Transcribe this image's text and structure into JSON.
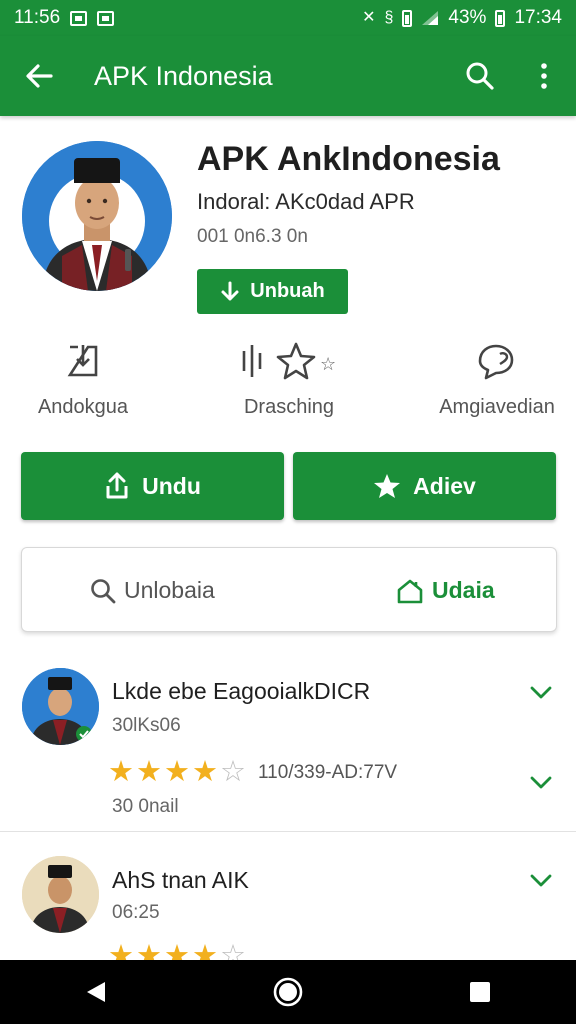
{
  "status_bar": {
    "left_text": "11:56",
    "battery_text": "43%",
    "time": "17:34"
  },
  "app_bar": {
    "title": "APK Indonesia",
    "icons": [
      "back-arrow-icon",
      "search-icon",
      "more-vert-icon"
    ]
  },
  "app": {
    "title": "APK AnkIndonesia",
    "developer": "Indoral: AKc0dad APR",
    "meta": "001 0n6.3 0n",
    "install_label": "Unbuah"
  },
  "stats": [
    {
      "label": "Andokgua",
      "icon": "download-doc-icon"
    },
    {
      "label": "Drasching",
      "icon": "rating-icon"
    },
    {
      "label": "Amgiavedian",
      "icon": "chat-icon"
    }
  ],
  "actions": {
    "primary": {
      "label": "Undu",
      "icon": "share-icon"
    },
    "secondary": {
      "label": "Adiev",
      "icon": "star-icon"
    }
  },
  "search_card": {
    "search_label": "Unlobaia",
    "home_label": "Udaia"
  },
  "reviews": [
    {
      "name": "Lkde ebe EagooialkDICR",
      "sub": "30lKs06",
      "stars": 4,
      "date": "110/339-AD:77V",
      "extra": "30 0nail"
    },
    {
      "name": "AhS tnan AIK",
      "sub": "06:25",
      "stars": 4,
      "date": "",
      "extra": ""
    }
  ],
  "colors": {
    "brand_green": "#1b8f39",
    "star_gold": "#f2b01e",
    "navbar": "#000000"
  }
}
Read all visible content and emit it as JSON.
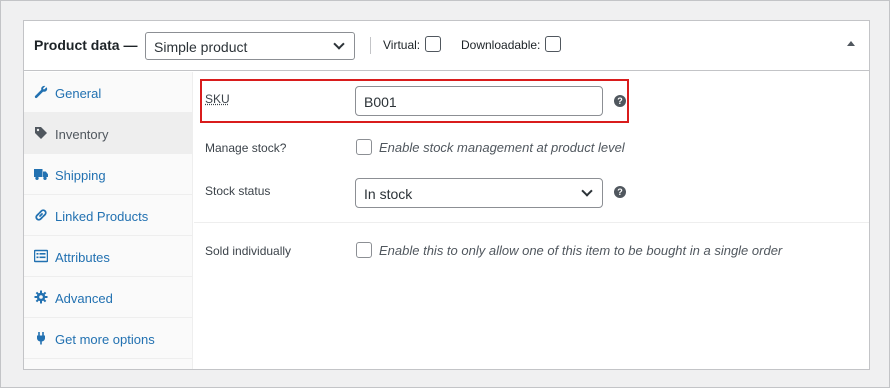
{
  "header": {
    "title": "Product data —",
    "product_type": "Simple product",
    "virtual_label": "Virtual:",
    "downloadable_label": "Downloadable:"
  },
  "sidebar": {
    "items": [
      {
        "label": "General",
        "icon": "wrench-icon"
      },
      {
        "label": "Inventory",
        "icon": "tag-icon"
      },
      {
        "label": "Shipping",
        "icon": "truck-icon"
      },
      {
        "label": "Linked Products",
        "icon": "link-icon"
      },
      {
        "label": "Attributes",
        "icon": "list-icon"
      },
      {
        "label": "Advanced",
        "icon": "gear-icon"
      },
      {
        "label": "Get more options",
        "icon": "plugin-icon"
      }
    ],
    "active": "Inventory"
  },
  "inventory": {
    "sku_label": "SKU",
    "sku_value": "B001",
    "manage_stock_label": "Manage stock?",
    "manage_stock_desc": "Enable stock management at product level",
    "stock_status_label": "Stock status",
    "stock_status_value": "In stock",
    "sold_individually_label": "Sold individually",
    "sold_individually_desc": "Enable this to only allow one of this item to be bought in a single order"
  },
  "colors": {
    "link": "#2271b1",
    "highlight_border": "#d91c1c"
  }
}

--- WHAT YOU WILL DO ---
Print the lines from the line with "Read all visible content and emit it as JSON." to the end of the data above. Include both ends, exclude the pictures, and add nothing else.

--- RESPONSE ---
Read all visible content and emit it as JSON.
{
  "header": {
    "title": "Product data —",
    "product_type": "Simple product",
    "virtual_label": "Virtual:",
    "downloadable_label": "Downloadable:"
  },
  "sidebar": {
    "items": [
      {
        "label": "General",
        "icon": "wrench-icon"
      },
      {
        "label": "Inventory",
        "icon": "tag-icon"
      },
      {
        "label": "Shipping",
        "icon": "truck-icon"
      },
      {
        "label": "Linked Products",
        "icon": "link-icon"
      },
      {
        "label": "Attributes",
        "icon": "list-icon"
      },
      {
        "label": "Advanced",
        "icon": "gear-icon"
      },
      {
        "label": "Get more options",
        "icon": "plugin-icon"
      }
    ],
    "active": "Inventory"
  },
  "inventory": {
    "sku_label": "SKU",
    "sku_value": "B001",
    "manage_stock_label": "Manage stock?",
    "manage_stock_desc": "Enable stock management at product level",
    "stock_status_label": "Stock status",
    "stock_status_value": "In stock",
    "sold_individually_label": "Sold individually",
    "sold_individually_desc": "Enable this to only allow one of this item to be bought in a single order"
  },
  "colors": {
    "link": "#2271b1",
    "highlight_border": "#d91c1c"
  }
}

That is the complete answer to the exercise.